Now for the other doctor. By this point the deafening noise had become so unbearable that the pain seemed a part of me and all I felt was a numbness. All my life I would wear a mask. I would consciously decide to play a role, of a happy girl, of a confident girl, of a daughter, of a sister, of a girlfriend. It would always be me playing roles and I could see myself acting through what others lived as reality. The numbness helped me play another role, of a girl who was getting an abortion and she didn’t care what the world thought. So she waited while the doctor seemed like she’d never come. She waited as the sun set and she knew she should be getting back home soon or someone would notice she wasn’t at home and ask questions. She waited and watched the pregnant lady’s husband sitting next to her fuss over her. She waited and stared at the women sitting across her. She saw their wedding rings, the phone calls to their husbands explaining where they were, she watched as they complained to the nurse about having waited so long. I watched as she sat quietly and did not complain. I was protruding out of the mask as my helplessness threatened to betray my role.
Finally I walked in and sat down, blurting out almost instantly, “So, I need an abortion.” She seemed like she’d be very business-like about it, she asked me if I’d taken a test and I said I did. She asked me if I was married and I said I wasn’t. “Do you have an ultrasound?” I did. She looked at it and confirmed I’d be able to get the MTP.
MTP, I had only Googled it today. Medical Termination of Pregnancy Act that made it legal to have an abortion in India.
“I’m not supposed to be doing this, it’s illegal you know.”
She looked at me in annoyance, like she was obligated to break the law on my behalf.
“I thought it was legal?” I couldn’t shut up and look grateful, I had to ask even then.
“No, why would you have sex without a condom? This man will not get married to you.”
Again the mild annoyance. I shrugged, I couldn’t explain what I couldn’t explain and I didn’t want to say I didn’t want to be married.
She told me she’d have to take a pap smear. I pulled down my pants and was worried I hadn’t shaved. She looked at the deep brown scars on my thigh and asked me about it. I shrugged again, “A long time ago…” She finished quickly as I pulled up my pants. She took out some pills from her drawer, filled a glass of water and handed it to me. “Have this now in front of me and take the other one tomorrow morning.” I quickly swallowed the pills and pocketed the other one.
She reminded me this was illegal again, and asked me to come back in two weeks for a check-up, I would need another ultrasound. The prescription was only written down for a consultation, the MTP would not be mentioned. I went downstairs to pay Rs 57 and walked out.

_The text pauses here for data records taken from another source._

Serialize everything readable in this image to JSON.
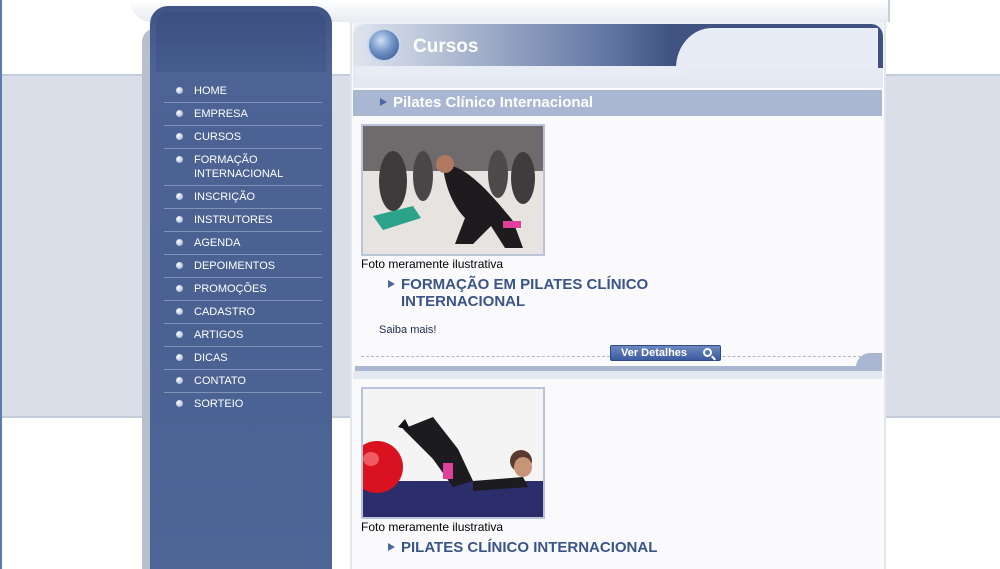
{
  "nav": {
    "items": [
      {
        "label": "HOME"
      },
      {
        "label": "EMPRESA"
      },
      {
        "label": "CURSOS"
      },
      {
        "label": "FORMAÇÃO\nINTERNACIONAL"
      },
      {
        "label": "INSCRIÇÃO"
      },
      {
        "label": "INSTRUTORES"
      },
      {
        "label": "AGENDA"
      },
      {
        "label": "DEPOIMENTOS"
      },
      {
        "label": "PROMOÇÕES"
      },
      {
        "label": "CADASTRO"
      },
      {
        "label": "ARTIGOS"
      },
      {
        "label": "DICAS"
      },
      {
        "label": "CONTATO"
      },
      {
        "label": "SORTEIO"
      }
    ]
  },
  "page": {
    "title": "Cursos",
    "title_icon": "globe-icon",
    "section_heading": "Pilates Clínico Internacional"
  },
  "courses": [
    {
      "caption": "Foto meramente ilustrativa",
      "title": "FORMAÇÃO EM PILATES CLÍNICO INTERNACIONAL",
      "more_label": "Saiba mais!",
      "details_button": "Ver Detalhes"
    },
    {
      "caption": "Foto meramente ilustrativa",
      "title": "PILATES CLÍNICO INTERNACIONAL"
    }
  ],
  "colors": {
    "sidebar": "#4a6192",
    "accent": "#3b5486",
    "section_bar": "#aab7d3"
  }
}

He was waiting outside and I handed him back the wallet he’d so generously given me, I hadn’t needed any money, I told him. The rest of the ride home I imagined the ruptured dark patch inside me, I wondered how quickly it would die, I didn’t believe it would hurt. It might hurt me.
He kept talking about how the first doctor would have cheated us of Rs 12,000 and how much we saved by being precautionary. He asked me not to answer any of her calls, he told me how relieved he was, he said he didn’t think I would have to go back in two weeks, maybe I could take another pregnancy test? He was angry she said it was illegal.
When I got off the bike, I handed him the prescriptions and the x-ray to be disposed off and walked the rest of the way home. My mum would have coffee waiting for me and then I’d go to bed early. Another pill tomorrow, I set my alarm in case I forgot.
I stayed in the next few days. It was gone before that.